Rain not much help
By CRAIG McTEAR
IN a cruel twist of fate, rain temporarily made matters worse for crews battling a massive blaze in Yuraygir National Park.
Planned backburning operations were delayed overnight on Thursday due to the showers hampering access to the fire. They could not resume until yesterday afternoon.
About three millimetres of rain fell on the fire which continues to burn about 5km north-west of Corindi. It has so far claimed 2750 hectares of national park, State forest and private property.
Isolated showers are predicted to fall in the fire area this weekend.
Only two helicopters, down from the original five, are now required for the firefighting effort because the blaze appears to have died down.
Six heavy earthmoving machines continue to work on the northern and western flanks of the inferno and firefighting crews from the Lower North Coast are blacking out the fire's edge on the south-western side.
Crews from Forests NSW and the National Parks and Wildlife Service have been mopping up in the eastern division and preparing fallback lines in the northern section.
The Corindi SES and the Salvation Army have been a welcome support to the hardworking personnel, who had a surprise visit yesterday from RFS Commissioner Phil Koperberg.
The southerly winds which have pushed the fire north through the national park are expected to continue during the next couple of days.
RFS community liaison officers have been in Wooli and Halfway Creek to ensure all property owners are aware of the fire's progress. They will also ensure property owners are well prepared for the possible onset of fire.
"Sightseers are asked to avoid Barcoongere Way and Station Creek Road which will remain closed to the public," an RFS spokeswoman said.
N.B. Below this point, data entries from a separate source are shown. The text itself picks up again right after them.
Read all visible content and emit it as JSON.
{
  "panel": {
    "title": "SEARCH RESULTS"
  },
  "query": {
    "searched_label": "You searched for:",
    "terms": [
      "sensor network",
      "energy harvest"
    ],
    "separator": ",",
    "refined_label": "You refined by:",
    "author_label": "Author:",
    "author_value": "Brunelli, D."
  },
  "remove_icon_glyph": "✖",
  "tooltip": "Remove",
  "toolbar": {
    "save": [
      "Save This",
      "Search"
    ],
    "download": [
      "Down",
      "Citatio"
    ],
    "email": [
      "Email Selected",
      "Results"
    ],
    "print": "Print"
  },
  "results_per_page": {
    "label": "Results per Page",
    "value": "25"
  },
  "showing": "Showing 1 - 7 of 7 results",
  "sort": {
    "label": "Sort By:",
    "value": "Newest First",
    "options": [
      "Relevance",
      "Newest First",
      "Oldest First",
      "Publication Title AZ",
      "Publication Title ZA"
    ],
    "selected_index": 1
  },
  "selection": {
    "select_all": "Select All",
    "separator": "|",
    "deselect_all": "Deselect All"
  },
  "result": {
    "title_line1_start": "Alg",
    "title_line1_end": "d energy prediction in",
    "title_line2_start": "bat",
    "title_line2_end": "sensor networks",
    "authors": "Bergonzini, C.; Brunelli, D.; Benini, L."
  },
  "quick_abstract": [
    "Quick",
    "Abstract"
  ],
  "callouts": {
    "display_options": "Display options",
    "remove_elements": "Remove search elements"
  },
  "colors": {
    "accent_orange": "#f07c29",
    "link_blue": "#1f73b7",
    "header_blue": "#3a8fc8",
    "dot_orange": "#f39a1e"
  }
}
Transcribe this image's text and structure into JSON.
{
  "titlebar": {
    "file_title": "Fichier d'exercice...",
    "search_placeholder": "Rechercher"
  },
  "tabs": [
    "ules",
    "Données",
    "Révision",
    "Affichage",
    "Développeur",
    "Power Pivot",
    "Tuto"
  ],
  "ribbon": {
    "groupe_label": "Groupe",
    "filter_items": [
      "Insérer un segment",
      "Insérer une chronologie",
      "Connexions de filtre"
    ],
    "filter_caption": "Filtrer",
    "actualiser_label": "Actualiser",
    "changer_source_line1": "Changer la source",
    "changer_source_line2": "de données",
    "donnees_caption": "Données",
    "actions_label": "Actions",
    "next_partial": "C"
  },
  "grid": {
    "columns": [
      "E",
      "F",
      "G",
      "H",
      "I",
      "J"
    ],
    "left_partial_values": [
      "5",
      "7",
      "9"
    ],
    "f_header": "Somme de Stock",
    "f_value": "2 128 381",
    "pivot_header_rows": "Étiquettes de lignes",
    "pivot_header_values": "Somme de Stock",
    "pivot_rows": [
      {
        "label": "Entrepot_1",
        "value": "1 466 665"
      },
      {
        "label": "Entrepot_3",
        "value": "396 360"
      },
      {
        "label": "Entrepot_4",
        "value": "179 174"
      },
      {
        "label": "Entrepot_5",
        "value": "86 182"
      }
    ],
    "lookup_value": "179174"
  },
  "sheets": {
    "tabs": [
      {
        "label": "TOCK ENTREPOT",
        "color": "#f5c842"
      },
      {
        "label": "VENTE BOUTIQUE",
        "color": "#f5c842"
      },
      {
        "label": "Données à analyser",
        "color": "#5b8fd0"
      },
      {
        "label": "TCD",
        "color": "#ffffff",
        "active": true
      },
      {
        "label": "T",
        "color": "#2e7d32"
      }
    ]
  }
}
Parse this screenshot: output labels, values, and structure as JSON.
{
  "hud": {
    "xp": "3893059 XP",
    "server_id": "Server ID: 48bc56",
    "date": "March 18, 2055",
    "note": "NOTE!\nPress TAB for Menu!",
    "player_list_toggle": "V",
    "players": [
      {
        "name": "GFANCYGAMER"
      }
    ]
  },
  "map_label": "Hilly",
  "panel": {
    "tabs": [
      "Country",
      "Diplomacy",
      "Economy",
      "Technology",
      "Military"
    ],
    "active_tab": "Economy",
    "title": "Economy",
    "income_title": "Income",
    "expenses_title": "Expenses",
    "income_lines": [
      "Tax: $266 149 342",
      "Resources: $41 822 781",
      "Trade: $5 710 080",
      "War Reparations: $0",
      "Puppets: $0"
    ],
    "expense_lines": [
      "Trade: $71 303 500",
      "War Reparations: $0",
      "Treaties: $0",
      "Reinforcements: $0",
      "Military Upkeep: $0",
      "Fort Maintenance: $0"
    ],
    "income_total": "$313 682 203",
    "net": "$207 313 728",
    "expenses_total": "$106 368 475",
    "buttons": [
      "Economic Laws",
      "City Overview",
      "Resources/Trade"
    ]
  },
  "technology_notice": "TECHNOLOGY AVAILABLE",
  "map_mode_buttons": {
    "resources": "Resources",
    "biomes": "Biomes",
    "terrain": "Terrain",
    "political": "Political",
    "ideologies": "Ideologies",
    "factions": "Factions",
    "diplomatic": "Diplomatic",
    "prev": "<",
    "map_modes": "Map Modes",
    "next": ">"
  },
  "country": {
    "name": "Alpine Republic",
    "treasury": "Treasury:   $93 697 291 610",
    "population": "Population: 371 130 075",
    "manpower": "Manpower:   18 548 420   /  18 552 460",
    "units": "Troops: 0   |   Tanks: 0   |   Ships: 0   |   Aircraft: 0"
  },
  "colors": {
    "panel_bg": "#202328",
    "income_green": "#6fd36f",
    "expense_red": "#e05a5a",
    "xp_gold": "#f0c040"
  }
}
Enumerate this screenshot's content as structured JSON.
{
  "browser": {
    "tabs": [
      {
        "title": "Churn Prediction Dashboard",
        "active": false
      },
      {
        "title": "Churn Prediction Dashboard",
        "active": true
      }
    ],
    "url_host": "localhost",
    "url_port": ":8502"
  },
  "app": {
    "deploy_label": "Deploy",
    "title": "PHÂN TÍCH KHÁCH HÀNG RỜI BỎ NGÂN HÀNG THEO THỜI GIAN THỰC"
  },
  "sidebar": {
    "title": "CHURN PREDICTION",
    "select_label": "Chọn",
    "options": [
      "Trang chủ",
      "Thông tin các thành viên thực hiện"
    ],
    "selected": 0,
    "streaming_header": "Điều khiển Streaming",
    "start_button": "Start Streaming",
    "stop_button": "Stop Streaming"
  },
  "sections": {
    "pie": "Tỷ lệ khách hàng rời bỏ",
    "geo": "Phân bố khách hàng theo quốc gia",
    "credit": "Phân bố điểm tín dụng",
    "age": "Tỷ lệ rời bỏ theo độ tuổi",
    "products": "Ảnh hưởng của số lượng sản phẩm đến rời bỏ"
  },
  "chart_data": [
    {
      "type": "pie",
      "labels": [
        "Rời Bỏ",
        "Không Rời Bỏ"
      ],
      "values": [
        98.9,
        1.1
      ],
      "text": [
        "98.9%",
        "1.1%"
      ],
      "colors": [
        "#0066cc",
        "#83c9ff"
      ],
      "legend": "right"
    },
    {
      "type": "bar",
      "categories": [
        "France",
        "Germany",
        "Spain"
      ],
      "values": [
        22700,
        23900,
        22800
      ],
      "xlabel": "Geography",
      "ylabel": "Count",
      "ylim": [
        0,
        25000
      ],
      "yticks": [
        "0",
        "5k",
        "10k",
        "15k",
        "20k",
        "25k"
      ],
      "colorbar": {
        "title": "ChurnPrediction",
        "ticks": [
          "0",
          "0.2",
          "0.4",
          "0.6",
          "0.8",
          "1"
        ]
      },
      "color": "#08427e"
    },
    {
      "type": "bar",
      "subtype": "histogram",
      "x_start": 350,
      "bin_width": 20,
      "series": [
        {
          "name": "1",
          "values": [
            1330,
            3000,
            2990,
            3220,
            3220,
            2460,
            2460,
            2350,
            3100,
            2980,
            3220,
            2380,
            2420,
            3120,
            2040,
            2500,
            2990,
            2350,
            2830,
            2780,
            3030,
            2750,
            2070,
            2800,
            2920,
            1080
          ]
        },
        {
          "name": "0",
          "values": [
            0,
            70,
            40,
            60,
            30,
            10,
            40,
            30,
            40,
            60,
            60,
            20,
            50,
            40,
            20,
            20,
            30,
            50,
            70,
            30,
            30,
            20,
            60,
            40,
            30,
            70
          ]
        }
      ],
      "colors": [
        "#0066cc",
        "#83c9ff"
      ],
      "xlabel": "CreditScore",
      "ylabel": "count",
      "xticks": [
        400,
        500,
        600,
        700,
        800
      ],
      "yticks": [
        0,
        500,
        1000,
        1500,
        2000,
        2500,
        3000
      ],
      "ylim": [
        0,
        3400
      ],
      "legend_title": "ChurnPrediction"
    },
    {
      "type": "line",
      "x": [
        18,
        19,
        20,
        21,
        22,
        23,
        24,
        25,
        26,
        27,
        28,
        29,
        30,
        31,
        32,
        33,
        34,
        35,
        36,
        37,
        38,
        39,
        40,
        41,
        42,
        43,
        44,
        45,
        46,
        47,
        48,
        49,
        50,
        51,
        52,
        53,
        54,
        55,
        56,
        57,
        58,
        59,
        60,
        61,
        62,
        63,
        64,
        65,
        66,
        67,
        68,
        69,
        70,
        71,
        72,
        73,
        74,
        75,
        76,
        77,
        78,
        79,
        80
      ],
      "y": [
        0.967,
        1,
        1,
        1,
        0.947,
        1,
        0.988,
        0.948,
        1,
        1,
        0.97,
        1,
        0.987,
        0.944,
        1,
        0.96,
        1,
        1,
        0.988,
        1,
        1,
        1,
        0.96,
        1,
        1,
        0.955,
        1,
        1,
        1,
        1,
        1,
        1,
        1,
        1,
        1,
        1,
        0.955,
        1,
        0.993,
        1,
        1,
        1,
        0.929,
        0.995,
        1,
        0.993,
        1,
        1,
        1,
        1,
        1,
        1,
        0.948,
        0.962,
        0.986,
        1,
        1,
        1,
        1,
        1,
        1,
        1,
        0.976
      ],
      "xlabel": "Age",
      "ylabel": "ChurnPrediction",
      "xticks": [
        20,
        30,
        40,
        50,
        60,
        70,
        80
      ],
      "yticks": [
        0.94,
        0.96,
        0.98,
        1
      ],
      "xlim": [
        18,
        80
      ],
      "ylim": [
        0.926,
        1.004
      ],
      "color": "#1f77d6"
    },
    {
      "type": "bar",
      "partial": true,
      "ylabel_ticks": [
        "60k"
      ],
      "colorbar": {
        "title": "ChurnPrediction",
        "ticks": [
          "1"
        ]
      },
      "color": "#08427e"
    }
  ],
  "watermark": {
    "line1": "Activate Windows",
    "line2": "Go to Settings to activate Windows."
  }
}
"The Station Creek rest area is expected to remain closed for the next four days."
Firefighters will undertake patrols this weekend and further backburns will be conducted when necessary.